Also keep in mind that DM, being Venger's dad, is also Kareena's. How has he not checked on her or attempted to rescue her in three seasons of episodes? To drive the point home, when we see Kareena again, she's dressed like this.
This episode does not fuck around.
Does...Venger keep a version of his trademark outfit re-fit for a more feminine body just lying around in a closet somewhere in that castle? Does he just hold onto his “sister's" clothes? There's no explanation for that outfit that makes sense—this scene happens at most a day since we last saw Kareena. And even if you could come up for a reason for the outfit, how about an explanation for the wings that is less complicated than her being another form of a well-established shape-shifter.
At the end, they manage to trap Venger with some allegory about “acting from the heart”, the act itself which should be taken with a grain of salt. The magic rings the kids acquired and hoped to use to get home are thrown at Venger in sacrifice to save Kareena, and *poof* he vanishes. As far as “defeating Venger” tactics go, it’s surprisingly lightweight, almost like he stopped trying.
Over the course of the series, Venger has been disintegrated, exploded, burned alive, crushed under an entire castle and trapped in any number of magical prisons nearly every episode.
Dungeon Master welcomes the no-longer-evil Kareena "home", which is a little odd to say at that point. Where was his wizarding ass when she was supposedly stuck in a cave for some untold amount of time? Did he think Venger and Kareena’s feud was none of his business? Where is Dungeon Master welcoming her “home” to? Was Dungeon Master giving Venger's castle to Kareena as her new home? On what authority? I mean yeah, Venger has castles to spare, but how can they be so sure Venger won't return to reclaim it?
Unless, of course, this whole conflict was a resolution of the shapeshifting wizard's gender identity. The end of a seemingly endless cycle of self-destruction and alienation, masochistically setting oneself up for grand failure every episode cycle.
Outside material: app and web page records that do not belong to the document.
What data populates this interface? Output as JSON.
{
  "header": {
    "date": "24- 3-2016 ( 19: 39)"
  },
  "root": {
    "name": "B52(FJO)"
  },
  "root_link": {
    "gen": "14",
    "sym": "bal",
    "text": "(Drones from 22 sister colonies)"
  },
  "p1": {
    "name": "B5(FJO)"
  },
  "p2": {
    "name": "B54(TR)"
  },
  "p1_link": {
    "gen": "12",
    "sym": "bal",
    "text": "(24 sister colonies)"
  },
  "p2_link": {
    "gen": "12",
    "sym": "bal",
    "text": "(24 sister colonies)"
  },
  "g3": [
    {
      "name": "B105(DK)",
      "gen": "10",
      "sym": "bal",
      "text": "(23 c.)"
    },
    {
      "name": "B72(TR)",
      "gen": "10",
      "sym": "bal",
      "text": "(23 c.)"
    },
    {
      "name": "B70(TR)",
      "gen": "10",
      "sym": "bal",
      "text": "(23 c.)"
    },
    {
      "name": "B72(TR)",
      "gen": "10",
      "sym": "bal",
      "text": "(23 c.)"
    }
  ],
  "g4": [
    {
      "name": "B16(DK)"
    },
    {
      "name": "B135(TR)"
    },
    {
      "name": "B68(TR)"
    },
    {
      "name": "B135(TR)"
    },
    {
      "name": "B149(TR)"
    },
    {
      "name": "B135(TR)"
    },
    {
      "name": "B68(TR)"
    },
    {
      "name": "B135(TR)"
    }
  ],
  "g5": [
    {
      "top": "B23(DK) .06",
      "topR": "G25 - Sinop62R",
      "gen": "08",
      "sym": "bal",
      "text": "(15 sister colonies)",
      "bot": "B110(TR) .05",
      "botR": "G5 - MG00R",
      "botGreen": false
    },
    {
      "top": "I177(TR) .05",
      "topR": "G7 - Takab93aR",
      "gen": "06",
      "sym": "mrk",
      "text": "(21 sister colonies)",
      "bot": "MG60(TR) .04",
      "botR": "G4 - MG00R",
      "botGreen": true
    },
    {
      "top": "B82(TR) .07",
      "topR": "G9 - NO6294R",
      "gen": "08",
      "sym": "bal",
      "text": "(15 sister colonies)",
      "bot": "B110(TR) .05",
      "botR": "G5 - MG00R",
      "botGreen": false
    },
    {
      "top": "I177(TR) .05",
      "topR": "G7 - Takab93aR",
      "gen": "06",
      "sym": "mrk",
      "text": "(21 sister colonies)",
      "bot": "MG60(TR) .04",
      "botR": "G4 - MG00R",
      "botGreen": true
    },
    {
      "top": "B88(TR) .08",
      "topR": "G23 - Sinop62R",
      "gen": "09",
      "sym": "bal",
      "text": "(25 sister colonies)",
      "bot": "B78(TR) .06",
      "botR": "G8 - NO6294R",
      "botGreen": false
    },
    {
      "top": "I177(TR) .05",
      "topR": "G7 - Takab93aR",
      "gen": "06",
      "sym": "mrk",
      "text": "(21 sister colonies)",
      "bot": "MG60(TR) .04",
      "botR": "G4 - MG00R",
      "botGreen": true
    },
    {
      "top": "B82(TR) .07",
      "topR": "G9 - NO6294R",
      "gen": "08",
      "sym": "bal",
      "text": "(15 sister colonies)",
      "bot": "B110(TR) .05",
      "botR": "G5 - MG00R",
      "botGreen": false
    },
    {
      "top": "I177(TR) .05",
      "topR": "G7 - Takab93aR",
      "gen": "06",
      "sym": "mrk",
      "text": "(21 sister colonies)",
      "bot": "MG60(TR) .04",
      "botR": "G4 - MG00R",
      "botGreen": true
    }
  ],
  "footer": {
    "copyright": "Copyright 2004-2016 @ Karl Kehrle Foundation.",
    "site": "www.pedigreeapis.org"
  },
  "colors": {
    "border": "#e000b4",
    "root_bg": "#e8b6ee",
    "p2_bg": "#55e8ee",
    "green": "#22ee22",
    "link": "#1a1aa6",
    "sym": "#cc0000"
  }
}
An embrace of empathy and self-acceptance that had been denied.
Perhaps Dungeon Master was welcoming home a more confident, authentic form of Kareena over the agonized, paranoid and ultimately unhappy Venger.
This is actually a deviation from the way such coming out stories wind up; usually coming out as trans complicates family life and much awkward “comedy” revolves around the period of adjustment for the rest of the family to overcome their own internalized misgivings and prejudices (or not, with also “hilarious” results).
Dungeons & Dragons is able to skirt this–again, where have you seen a pleated wizard robe?–possibly because Kareena is introduced from the start as a black sheep with nowhere further to be alienated from the family embrace, or maybe because this takes place in a fantasy realm where a shapeshifter reconsidering her preferred form is not met with any sort of religious or ethical incongruencies.
Maybe Dungeon Master left Kareena to her own devices (and self-inflicted anguish) not out of neglect but to allow her to grow organically without his (potentially resented) influence.
Maybe, just maybe, DM isn’t such a bad dad after all.
One of the more challenging aspects of the Dungeons and Dragons cartoon (comparative to other Saturday morning cartoons of the era) was the unusual levels of empathy expected from the audience for even ethically complicated characters. As a canonical development, this revelation/resolution of such a fundamental and painful struggle within a character widely regarded as a pitiless nemesis (that the “good” protagonists even considered murdering early on in the series) takes that challenge to a whole other level.